------ AVAILABLE RECORDS ------
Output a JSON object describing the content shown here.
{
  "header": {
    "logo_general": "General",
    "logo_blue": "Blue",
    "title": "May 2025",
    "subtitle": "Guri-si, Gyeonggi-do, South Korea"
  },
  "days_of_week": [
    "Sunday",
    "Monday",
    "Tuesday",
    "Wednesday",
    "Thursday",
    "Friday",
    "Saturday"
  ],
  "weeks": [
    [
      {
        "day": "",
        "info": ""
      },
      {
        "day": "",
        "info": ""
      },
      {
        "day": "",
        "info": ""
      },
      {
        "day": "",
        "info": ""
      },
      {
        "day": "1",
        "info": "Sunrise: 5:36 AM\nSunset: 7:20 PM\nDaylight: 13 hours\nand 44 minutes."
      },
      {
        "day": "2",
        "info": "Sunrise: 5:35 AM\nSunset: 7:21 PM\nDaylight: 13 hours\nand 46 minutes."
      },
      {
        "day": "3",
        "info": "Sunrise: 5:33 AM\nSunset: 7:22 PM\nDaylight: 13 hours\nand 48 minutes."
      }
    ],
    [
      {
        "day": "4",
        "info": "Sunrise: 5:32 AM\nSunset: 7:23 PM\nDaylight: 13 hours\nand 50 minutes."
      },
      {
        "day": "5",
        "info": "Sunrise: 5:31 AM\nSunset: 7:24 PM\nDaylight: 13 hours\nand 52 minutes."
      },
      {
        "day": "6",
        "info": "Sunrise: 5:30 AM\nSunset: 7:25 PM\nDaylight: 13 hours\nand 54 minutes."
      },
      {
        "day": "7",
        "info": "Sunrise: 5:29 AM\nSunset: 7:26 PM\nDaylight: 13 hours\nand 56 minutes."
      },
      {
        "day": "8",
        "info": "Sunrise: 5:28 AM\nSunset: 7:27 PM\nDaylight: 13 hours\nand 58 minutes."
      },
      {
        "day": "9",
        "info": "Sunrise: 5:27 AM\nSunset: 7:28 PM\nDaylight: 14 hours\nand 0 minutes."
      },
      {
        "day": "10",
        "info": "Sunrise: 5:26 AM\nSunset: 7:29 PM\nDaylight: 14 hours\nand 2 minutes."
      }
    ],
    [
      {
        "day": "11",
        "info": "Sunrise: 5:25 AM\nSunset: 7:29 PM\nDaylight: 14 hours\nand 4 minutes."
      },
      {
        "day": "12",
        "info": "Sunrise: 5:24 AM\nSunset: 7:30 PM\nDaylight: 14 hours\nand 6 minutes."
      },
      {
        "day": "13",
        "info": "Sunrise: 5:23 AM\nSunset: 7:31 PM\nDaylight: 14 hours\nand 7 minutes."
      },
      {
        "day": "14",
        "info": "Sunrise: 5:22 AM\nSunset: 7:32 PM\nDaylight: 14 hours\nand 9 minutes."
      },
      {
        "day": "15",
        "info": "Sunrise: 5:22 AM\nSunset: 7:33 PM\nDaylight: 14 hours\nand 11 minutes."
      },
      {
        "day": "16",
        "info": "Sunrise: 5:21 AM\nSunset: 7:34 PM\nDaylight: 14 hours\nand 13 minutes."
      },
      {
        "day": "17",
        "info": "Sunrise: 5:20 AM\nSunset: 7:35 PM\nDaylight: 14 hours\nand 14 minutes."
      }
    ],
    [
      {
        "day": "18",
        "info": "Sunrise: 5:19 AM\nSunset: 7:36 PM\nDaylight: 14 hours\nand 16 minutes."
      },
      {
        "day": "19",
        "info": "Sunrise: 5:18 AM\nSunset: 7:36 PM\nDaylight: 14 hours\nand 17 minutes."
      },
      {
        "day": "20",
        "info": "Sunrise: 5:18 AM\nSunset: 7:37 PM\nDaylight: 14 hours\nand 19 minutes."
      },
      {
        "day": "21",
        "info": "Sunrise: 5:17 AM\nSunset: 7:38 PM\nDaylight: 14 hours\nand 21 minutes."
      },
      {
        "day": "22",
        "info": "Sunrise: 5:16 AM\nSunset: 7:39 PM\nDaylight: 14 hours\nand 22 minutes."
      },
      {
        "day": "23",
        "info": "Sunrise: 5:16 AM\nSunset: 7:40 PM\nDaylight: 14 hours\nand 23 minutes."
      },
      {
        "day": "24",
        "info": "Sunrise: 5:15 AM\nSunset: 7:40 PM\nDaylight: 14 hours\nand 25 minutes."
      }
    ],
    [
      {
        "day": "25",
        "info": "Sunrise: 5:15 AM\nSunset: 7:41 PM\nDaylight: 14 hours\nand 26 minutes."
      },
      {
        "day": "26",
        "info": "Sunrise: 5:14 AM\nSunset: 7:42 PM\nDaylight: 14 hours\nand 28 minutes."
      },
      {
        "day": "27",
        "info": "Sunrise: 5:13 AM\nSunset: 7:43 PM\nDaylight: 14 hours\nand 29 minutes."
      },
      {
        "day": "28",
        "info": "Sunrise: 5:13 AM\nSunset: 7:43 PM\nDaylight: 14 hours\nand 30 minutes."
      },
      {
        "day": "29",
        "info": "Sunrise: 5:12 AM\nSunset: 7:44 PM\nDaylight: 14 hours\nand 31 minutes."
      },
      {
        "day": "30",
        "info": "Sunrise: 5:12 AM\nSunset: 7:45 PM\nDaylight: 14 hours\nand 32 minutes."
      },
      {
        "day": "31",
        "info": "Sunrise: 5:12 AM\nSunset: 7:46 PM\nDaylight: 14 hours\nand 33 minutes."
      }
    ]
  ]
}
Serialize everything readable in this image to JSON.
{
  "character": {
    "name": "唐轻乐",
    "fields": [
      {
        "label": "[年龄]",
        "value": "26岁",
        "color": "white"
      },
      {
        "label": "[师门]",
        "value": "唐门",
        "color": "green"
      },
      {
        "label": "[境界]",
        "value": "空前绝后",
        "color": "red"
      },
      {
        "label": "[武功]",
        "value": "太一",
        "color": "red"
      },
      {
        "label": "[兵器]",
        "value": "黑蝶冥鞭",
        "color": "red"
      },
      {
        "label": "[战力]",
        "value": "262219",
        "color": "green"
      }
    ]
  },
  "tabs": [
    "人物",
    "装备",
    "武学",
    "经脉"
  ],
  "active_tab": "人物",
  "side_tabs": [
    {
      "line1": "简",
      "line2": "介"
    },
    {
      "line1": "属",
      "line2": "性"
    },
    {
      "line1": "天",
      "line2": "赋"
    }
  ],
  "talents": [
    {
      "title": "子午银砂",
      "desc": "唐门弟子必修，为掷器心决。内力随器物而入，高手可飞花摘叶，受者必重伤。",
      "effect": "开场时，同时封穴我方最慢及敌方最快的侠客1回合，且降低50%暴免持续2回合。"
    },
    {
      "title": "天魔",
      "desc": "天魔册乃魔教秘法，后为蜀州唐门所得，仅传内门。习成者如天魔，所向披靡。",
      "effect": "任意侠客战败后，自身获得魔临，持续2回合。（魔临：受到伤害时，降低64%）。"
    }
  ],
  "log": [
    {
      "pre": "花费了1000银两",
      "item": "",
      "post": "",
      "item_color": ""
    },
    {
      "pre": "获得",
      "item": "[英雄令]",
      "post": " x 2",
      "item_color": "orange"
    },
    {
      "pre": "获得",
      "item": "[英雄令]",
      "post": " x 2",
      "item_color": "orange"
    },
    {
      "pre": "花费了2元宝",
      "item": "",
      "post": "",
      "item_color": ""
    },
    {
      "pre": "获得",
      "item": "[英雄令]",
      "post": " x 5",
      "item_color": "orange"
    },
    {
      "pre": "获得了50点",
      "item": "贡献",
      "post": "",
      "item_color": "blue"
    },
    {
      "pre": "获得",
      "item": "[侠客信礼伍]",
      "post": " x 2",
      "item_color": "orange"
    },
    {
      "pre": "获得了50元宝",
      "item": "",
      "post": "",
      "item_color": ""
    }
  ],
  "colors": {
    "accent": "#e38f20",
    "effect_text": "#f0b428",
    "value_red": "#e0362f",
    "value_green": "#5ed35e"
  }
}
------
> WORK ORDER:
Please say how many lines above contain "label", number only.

> WORKED SOLUTION:
6